recuperate, and without Father Félix bringing it up, Father
Ruffin asked him to explain in detail everything referring
to his new ideal. Father Félix recounts in his Dairy the
result of these conversations:
"I opened my soul to him with
great case and presented the reasons that could persuade him
in favor of my petition. The Father General seemed very
pleased with my absolute obedience during these past years,
and during our last trek to the mountains together he told
me: 'In the beginning, I not only did not believe in your
new vocation, but I felt that your projects were
inconsistent, and I even made fun of them in the presence of
the Fathers. But now, because of all you have told me, I
believe that Our Lord is calling you to make that
foundation, and we will give you the permission you
wish if the Holy See is willing."
Father Félix returned to
Barcelona with new hope and his health improved noticeably.
The following year Father
Raffin visited the Barcelona community and spoke again with
Father Félix. The latter told him that he was tormented by a
doubt: since he was so sure that God was calling him to
begin the foundation, should he continue to wait
indefinitely without doing anything about it? The Father
General gave him the following answer in writing:
"Leave everything in God's
hands. Let Him be the one who decides the time. Continue to
obey as you have until now because this is the safest and
quickest means to obtain our permission to start the
foundation you long to establish."
Moreover, he gave Father
Félix permission to write to Mrs. Armida "once or twice a
year, but without mentioning the foundation."
However, Father Raffin had
told Father Félix several times that should he wish to
obtain a dispensation from his vows, he would not be
opposed. For this reason, during 1906 Father Félix consulted
with various persons regarding his obtaining a dispensation.
These persons included: Cardinal Casanas of Barcelona;
Archbishop Ibarra, of Puebla; Father Alejandro Cepeda and
Father Salustiano Carrera. They all hesitated to recommend a
radical change in the life of Father Félix and suggested
that it would be better to keep on waiting, enjoying the
security offered by obedience.
Father Félix commented:
"Let's be confident! Jesus
has said it and His word will be fulfilled despite all
obstacles. While that happy day arrives, I will apply myself
to be more faithful in everything; giving myself to the Lord
without taking me back; letting Him do with me what He will;
filling me ever more with the spirit of the Works of the
Cross, and preparing myself with the grace of God, to be the
first male Religious of the Cross." (Diary)
By the month of August of
that year (1909), Father Félix' health was again very poor.
The doctor insisted that the Barcelona climate was very bad

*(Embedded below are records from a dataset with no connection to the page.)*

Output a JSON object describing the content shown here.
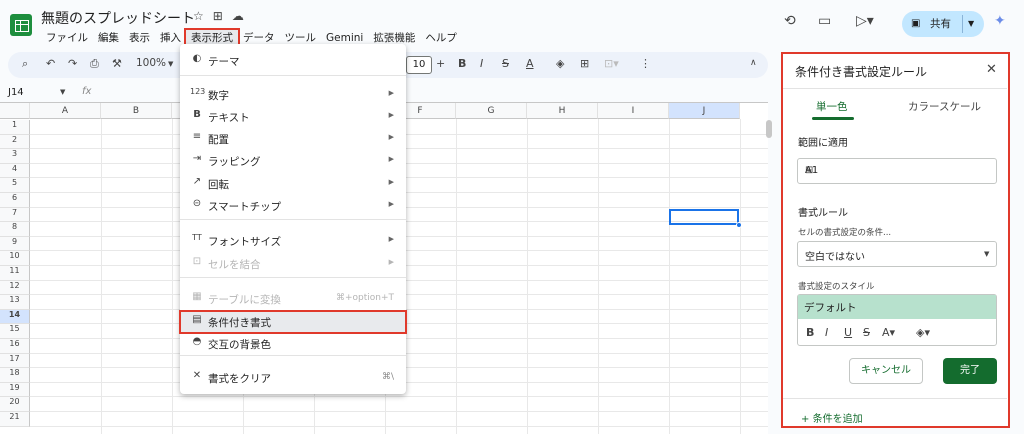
{
  "doc": {
    "title": "無題のスプレッドシート",
    "share_label": "共有"
  },
  "menubar": [
    "ファイル",
    "編集",
    "表示",
    "挿入",
    "表示形式",
    "データ",
    "ツール",
    "Gemini",
    "拡張機能",
    "ヘルプ"
  ],
  "toolbar": {
    "zoom": "100%",
    "font_size": "10"
  },
  "formula": {
    "name_box": "J14",
    "fx": "fx"
  },
  "grid": {
    "columns": [
      "A",
      "B",
      "C",
      "D",
      "E",
      "F",
      "G",
      "H",
      "I",
      "J"
    ],
    "rows": [
      "1",
      "2",
      "3",
      "4",
      "5",
      "6",
      "7",
      "8",
      "9",
      "10",
      "11",
      "12",
      "13",
      "14",
      "15",
      "16",
      "17",
      "18",
      "19",
      "20",
      "21"
    ],
    "selected_col": "J",
    "selected_row": "14"
  },
  "format_menu": {
    "items": [
      {
        "icon": "palette-icon",
        "glyph": "◐",
        "label": "テーマ",
        "arrow": false,
        "disabled": false
      },
      {
        "icon": "number-icon",
        "glyph": "123",
        "label": "数字",
        "arrow": true,
        "disabled": false
      },
      {
        "icon": "bold-icon",
        "glyph": "B",
        "label": "テキスト",
        "arrow": true,
        "disabled": false
      },
      {
        "icon": "align-icon",
        "glyph": "≡",
        "label": "配置",
        "arrow": true,
        "disabled": false
      },
      {
        "icon": "wrap-icon",
        "glyph": "⇥",
        "label": "ラッピング",
        "arrow": true,
        "disabled": false
      },
      {
        "icon": "rotate-icon",
        "glyph": "↗",
        "label": "回転",
        "arrow": true,
        "disabled": false
      },
      {
        "icon": "smart-chip-icon",
        "glyph": "⊝",
        "label": "スマートチップ",
        "arrow": true,
        "disabled": false
      },
      {
        "icon": "font-size-icon",
        "glyph": "TT",
        "label": "フォントサイズ",
        "arrow": true,
        "disabled": false
      },
      {
        "icon": "merge-icon",
        "glyph": "⊡",
        "label": "セルを結合",
        "arrow": true,
        "disabled": true
      },
      {
        "icon": "table-icon",
        "glyph": "▦",
        "label": "テーブルに変換",
        "shortcut": "⌘+option+T",
        "arrow": false,
        "disabled": true
      },
      {
        "icon": "paint-roller-icon",
        "glyph": "▤",
        "label": "条件付き書式",
        "arrow": false,
        "disabled": false
      },
      {
        "icon": "fill-drop-icon",
        "glyph": "◓",
        "label": "交互の背景色",
        "arrow": false,
        "disabled": false
      },
      {
        "icon": "clear-format-icon",
        "glyph": "✕",
        "label": "書式をクリア",
        "shortcut": "⌘\\",
        "arrow": false,
        "disabled": false
      }
    ]
  },
  "panel": {
    "title": "条件付き書式設定ルール",
    "tab_single": "単一色",
    "tab_scale": "カラースケール",
    "range_label": "範囲に適用",
    "range_value": "A1",
    "rules_label": "書式ルール",
    "condition_label": "セルの書式設定の条件...",
    "condition_value": "空白ではない",
    "style_label": "書式設定のスタイル",
    "style_preview": "デフォルト",
    "cancel": "キャンセル",
    "done": "完了",
    "add_rule": "条件を追加"
  }
}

for him, and he was therefore sent to the Marist Fathers'
school in Saint Chamond. This was a small town of 13,000 who
lived from mining coal and working in iron and steel
factories. The Marist school was the best in the region. It
had 35 teachers and more than 500 students, almost all of
Father Félix wrote in his
"They have given me very
little work because of my poor health.
"I can hear the whistle of
the locomotives from my room; and I make believe it is the
train that will take me to Mexico..."
For five more years Father
Félix stayed in Saint Chamond, obeying and waiting for the
When his health was normal,
he taught 12 hours of class a week, prepared his lessons,
corrected notebooks and was in charge of disciplining the
students. He did not like this, but he felt happy:
"My current occupations are
opposed to my natural tastes, but I feel happy because I see
clearly that Jesus wants me here. And what else can I wish
for, but to do His will? Every day I thank the Lord for
bringing me to this town, to this silence, to this solitude
where I know nobody except my brothers and my students. I
feel called to this life, away from the world, with time to
pray and to fulfill my daily tasks."
But despite the apparent
tranquility, at the beginning of the 1910 school year, he
wrote the following note in his diary:
"I have noticed that I have
become very nervous, and cannot stand anything against the
rules. I make an effort to be patient, but it is very
difficult. What is happening is that there are one or two
people here more nervous than myself... but with no malice.
"Jesus, I want to be